Reply with nothing but the number of lines in the data below where the word "right" occurs.

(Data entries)
>>>>>

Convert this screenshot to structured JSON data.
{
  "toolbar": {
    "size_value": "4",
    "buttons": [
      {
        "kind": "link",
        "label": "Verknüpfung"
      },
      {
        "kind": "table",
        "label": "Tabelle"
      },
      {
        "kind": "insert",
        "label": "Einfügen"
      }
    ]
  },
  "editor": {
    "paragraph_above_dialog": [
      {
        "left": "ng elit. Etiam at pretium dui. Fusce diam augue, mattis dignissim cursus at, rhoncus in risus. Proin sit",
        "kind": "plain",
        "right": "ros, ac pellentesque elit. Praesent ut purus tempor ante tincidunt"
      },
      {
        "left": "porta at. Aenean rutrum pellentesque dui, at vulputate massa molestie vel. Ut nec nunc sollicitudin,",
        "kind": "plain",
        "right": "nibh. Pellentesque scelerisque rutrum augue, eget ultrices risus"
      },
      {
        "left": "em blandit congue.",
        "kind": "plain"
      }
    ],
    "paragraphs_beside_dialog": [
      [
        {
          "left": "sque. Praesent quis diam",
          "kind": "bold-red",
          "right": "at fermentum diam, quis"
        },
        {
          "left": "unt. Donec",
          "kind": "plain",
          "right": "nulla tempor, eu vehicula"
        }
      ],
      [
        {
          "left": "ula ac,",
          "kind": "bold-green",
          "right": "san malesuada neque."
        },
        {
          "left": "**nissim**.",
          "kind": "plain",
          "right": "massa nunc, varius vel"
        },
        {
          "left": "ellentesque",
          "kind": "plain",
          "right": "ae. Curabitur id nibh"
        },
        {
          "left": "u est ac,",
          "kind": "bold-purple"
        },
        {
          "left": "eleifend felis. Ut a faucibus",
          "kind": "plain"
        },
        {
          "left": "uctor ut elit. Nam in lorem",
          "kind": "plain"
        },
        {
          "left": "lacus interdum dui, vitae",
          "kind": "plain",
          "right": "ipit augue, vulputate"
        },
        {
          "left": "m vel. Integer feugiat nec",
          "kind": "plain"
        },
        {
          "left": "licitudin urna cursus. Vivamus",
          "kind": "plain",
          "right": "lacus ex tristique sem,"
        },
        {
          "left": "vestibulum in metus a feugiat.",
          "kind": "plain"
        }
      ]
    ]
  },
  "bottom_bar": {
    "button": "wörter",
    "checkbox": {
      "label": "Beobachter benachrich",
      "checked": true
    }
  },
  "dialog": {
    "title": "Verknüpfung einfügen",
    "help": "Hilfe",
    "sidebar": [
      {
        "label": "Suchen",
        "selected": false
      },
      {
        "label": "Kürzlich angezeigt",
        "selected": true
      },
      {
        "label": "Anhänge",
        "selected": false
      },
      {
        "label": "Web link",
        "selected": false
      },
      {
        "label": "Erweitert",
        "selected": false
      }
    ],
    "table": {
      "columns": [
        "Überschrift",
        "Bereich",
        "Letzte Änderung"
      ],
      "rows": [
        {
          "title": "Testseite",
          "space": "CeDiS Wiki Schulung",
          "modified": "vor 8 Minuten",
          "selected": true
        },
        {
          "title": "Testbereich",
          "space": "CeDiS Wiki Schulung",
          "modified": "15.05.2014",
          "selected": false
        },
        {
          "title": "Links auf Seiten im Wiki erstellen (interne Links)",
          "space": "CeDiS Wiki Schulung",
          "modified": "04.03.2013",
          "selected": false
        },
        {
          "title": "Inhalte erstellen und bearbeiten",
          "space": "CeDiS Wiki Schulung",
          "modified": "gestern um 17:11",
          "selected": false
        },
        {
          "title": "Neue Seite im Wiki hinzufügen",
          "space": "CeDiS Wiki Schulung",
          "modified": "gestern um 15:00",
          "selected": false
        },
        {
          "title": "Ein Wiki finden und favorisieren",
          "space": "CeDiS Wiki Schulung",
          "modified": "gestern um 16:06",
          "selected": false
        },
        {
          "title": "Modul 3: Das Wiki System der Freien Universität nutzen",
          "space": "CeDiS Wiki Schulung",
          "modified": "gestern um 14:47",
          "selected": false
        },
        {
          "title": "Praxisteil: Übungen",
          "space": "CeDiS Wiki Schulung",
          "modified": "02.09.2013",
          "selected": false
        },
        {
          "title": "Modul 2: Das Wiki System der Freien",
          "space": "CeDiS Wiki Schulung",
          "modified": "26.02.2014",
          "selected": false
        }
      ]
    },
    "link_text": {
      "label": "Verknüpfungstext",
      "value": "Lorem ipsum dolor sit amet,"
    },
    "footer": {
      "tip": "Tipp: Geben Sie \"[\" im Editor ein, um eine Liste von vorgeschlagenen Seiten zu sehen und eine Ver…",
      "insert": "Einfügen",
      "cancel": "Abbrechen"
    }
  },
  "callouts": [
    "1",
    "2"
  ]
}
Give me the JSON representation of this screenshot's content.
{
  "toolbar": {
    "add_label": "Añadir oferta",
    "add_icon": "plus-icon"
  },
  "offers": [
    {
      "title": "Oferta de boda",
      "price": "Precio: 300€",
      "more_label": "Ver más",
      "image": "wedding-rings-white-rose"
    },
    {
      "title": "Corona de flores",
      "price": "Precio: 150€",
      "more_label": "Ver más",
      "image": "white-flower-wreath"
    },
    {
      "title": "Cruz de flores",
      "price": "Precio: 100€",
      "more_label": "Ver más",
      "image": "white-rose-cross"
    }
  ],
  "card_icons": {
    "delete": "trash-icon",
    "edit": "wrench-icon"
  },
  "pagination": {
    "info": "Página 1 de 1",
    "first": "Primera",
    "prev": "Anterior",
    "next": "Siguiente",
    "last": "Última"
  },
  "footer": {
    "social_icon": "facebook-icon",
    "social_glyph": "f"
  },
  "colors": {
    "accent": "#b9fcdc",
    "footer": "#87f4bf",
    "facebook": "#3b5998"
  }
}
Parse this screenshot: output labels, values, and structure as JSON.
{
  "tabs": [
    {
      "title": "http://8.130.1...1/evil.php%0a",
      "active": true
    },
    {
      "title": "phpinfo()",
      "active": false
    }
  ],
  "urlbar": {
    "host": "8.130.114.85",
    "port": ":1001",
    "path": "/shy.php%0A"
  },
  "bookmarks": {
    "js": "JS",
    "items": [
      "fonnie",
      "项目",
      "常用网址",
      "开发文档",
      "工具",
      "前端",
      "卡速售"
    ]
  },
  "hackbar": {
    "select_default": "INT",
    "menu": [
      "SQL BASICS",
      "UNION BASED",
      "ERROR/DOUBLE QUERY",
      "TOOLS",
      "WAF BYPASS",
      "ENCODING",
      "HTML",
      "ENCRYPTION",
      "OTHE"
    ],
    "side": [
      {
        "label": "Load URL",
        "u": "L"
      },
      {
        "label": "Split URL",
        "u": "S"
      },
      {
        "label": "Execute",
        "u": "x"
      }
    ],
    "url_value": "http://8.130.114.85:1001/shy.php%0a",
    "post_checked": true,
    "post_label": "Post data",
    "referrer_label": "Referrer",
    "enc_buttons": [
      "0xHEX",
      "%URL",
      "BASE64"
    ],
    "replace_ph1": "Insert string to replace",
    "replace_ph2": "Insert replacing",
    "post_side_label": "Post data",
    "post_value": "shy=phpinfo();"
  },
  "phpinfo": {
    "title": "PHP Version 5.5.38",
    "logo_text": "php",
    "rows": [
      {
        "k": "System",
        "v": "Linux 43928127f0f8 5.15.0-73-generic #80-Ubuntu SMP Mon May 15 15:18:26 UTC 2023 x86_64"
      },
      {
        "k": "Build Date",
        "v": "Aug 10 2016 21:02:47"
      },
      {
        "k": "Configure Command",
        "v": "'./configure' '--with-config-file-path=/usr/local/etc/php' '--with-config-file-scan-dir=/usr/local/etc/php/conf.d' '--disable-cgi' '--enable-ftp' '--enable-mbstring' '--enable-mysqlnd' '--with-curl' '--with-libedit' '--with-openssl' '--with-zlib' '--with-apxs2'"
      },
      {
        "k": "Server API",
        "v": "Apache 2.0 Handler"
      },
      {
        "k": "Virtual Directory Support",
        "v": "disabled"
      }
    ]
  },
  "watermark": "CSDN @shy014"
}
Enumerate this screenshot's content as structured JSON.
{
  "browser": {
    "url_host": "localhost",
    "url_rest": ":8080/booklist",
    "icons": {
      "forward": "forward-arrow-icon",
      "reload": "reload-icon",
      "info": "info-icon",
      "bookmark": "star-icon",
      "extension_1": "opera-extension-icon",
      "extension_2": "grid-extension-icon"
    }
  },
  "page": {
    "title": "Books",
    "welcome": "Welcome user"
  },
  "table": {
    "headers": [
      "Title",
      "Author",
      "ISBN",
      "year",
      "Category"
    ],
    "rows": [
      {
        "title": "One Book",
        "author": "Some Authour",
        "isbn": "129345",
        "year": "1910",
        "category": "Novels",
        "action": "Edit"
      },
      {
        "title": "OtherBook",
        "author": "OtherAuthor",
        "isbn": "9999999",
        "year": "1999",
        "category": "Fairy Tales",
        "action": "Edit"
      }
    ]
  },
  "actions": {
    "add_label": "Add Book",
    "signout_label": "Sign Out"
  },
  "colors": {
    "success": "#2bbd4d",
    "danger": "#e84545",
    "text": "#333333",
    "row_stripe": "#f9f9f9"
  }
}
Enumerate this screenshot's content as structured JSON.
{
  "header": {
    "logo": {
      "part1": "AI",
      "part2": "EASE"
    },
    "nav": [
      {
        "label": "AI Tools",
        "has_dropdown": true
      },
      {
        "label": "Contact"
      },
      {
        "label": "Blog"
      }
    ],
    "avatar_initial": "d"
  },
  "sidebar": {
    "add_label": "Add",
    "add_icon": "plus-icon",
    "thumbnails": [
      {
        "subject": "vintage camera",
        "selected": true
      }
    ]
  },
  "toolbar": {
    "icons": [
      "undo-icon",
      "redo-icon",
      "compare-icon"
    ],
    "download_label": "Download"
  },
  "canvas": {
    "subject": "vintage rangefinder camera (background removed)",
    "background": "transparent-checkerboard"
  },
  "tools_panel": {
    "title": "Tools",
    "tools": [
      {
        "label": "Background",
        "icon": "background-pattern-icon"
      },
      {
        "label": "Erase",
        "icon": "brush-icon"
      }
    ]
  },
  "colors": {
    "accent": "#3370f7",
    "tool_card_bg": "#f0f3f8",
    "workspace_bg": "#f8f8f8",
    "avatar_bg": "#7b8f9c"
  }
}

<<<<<

Solution below
9